  3. On the other hand, there is post-contractual non-competition. In this case, in order for the company to be able to agree it and for it to be fully valid, it must have an effective industrial or commercial interest in it. 

Likewise, although this is not a restriction in the strict sense of the term, the permanence in the company is also regulated when the company has paid for training or specialisation in order to undertake certain projects, for a maximum period of two years.

Does the employer have to pay compensation to the employee in relation to the restrictive covenants?

If a restrictive covenant is agreed, in order for it to be valid it must have an "adequate" financial compensation, without specifying the manner in which it is to be compensated, which may be either through the payment of a percentage or a specific amount on a monthly basis.

In the case of compensation for exclusivity, it must be paid while the employment relationship is still in force, and it is considered appropriate to pay a percentage that, depending on the agreed salary, is at least 20-25% of its amount.

In the case of post-contractual non-competition, a percentage of the salary can also be paid on a monthly pro rata basis during the term of the employment relationship (around 35-50% of the salary depending on the amount), or it can be stipulated that a certain amount (at least 50% of the salary) is paid after the redundancy or termination of the employment relationship.

Are there limits to the post-employment restriction period and to the geographical area of the restrictive covenants?

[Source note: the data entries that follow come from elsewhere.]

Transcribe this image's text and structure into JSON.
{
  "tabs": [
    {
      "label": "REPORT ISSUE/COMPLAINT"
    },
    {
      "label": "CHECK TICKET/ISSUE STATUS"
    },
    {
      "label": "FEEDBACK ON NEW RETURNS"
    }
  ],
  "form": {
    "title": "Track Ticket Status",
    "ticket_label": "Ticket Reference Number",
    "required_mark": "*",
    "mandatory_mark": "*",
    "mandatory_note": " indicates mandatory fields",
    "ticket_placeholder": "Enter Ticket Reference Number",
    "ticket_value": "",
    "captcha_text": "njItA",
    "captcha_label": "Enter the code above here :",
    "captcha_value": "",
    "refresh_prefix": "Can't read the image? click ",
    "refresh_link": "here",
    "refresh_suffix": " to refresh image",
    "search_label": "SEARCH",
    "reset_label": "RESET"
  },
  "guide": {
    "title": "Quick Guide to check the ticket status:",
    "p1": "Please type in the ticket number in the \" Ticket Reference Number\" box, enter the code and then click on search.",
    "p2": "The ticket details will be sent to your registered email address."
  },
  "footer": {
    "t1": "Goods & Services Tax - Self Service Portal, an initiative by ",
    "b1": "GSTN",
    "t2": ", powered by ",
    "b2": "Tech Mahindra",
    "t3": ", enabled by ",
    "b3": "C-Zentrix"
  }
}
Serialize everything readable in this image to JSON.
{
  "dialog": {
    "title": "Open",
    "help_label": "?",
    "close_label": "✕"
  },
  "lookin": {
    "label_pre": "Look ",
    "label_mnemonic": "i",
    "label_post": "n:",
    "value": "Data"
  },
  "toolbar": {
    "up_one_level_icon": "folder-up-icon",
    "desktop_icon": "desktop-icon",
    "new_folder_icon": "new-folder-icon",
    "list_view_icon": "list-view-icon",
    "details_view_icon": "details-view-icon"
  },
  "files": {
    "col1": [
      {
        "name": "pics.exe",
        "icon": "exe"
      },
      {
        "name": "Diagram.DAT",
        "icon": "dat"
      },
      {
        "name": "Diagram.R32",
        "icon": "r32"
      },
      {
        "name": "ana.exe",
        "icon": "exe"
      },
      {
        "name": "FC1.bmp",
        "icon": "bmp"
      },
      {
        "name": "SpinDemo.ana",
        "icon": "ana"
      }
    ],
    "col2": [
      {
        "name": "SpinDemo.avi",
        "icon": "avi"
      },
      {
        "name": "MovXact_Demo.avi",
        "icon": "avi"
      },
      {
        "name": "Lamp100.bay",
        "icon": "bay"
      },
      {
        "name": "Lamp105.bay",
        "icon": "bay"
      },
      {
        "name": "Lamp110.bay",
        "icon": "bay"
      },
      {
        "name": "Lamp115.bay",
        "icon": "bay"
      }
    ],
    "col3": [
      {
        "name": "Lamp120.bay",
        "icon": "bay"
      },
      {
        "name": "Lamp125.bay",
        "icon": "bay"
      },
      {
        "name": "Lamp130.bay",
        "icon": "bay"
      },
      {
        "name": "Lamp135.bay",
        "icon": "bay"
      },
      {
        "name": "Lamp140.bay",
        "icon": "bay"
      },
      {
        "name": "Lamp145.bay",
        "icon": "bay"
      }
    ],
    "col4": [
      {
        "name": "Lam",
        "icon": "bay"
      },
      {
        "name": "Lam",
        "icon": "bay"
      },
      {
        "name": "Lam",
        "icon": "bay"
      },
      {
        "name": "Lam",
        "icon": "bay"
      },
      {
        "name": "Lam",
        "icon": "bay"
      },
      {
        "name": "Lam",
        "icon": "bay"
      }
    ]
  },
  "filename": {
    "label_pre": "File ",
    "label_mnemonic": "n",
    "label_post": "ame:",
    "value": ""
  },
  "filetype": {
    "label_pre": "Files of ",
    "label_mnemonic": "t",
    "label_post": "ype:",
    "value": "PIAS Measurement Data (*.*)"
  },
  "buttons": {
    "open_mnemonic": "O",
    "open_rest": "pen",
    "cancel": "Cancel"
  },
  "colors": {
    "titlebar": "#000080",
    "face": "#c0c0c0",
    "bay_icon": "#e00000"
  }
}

For restrictive covenants to be enforceable in accordance with the Spanish Workers' Statute, as well as with the constitutional principle recognising the right to work as one of the fundamental rights, there is a time limit of 2 years maximum for technical employees and 6 months for other workers. In terms of geographical limits, nothing is specified in the regulations, although, based on the restrictive criterion of industrial and commercial interest, it would be logical to consider that the geographical limit will be restricted to the area of business activity of the company or group in the case of a multinational.

Can the employer unilaterally revoke the agreed restrictive covenant at the end of the contract or otherwise avoid its application?

The company can revoke the full dedication of the agreement, although it can be considered as a substantial modification of the conditions of the employment contract, but it cannot unilaterally revoke the post-contractual non-competition agreement, as it is a clause that cannot be left to the discretion of one of the parties, and therefore, except in some very specific cases, any clause that allows the company to decide whether or not to demand non-competition and compensation when terminating the employment relationship will be null and void.

What remedies are available to the employer when an employee breaches their restrictions?

It is important for employees to be mindful of their restrictive covenants.  In case of a breach of exclusivity, the company may impose disciplinary sanctions on the employee (including dismissal), as well as claim compensation for damages caused.

In case of breach of the post-contractual non-competition, the employer may claim the amounts received for this concept, and in some cases, an additional amount may also be claimed as compensation for damages before the social jurisdiction.

In the event of breach of the permanence pact, the company will be entitled to claim from the worker the amount invested in his or her training in proportion to the time of permanence not fulfilled.

Restrictive Covenants Webinars
We will be hosting a series of restrictive covenant webinars, learn more and register here.

Further Reading